This has been very helpful as my pool is crazy green upon opening. I won't bring the same company back this year. I'm new at this so forgive me. Immediately after I put the algecide in the pool, should the filter be running? For the whole 24 hours? If yes What setting?
Eddie Carrara (author) from New Hampshire on May 17, 2012:
Just shock it to the recommended levels, any more would just be a waste, and use the packets, it has more in it then just chlorine and it will help clear the water faster. Do you have a self chlorinator? If not you should really think about it, once you get the chlorine to the proper levels, you can go a month without adding chlorine except for shocking after heavy use or rain.
So your sand should be good too, I just put Zeo sand in my filter last year and it works so much better then the old sand, but you should be good for another 5 seasons.
Let me know how you make out Zag, and happy swimming :)
zag on May 17, 2012:
Thanks! I did put algecide in it like you had said. I am going to start vacuuming it today and see how it goes. Will have it on waste as well. How much should I shock it? Should I shock it with packets of shock? Oh, I have a sand filter. New sand was put in last season. Usually when I am done cleaning I add liquid chlorine to get the level up to where it should be. Thanks for your response you are oh so helpful!
Eddie Carrara (author) from New Hampshire on May 16, 2012:
It's obvious they didn't use a winterizing kit. The first thing I would do is use an algaecide to kill the algae, wait a day and then vacuum the bottom, don't brush it, it will only make matters worst, even if you can't see the bottom, vacuum it, and when you vacuum the bottom, have the pump on waste so your not trying to filter all that algae, I know it wastes a lot of water, but the pool should be over full from winter.
Once you done vacuuming it, shock it and let your pump run for 24 hours, check your pump pressure and back wash when needed. It will take about 3 days to see the bottom completely, but give the pump time to work it's magic. Do you have a DE filter or sand filter? Let me know how you make out Zag, take care for now.
Zag on May 16, 2012:
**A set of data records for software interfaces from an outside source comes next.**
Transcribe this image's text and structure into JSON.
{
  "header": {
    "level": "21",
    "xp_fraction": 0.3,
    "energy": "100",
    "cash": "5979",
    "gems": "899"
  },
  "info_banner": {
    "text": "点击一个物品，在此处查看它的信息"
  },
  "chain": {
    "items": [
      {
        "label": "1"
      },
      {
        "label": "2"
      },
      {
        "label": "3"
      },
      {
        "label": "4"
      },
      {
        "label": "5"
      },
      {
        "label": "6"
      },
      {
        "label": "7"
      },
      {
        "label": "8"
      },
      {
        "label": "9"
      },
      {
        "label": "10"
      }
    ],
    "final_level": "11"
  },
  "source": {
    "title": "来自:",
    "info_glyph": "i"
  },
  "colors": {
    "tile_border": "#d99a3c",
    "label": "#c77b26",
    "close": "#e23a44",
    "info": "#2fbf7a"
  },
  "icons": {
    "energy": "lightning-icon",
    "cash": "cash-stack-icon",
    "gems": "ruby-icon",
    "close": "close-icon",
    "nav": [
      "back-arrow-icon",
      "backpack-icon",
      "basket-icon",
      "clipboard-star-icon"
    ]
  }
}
Helpul info. I have inground pool, use winter cover. just uncovered it for spring today. I have a lot of green algae, can't see the bottom. seems worse than other years. What the heck!!!! I am going to start to brush/clean it tomorrow. I have the pool people close my pool every fall so I am not sure why this is SO BAD. I am going to call them tomorrow and ask what to do. I hope it cleans good. I think I am in for a job.
Eddie Carrara (author) from New Hampshire on July 27, 2011:
Thank you Obscure_Treasures. Yeah, some pool owners find the task daunting; I've been doing it for so long I figured I could help someone by writing this hub. If I help one person, it was worth it :)
Obscure_Treasures from USA on July 26, 2011:
Nice hub...the technology is really attractive and seems 2 be useful......wish i had enough space to manufacture one of these....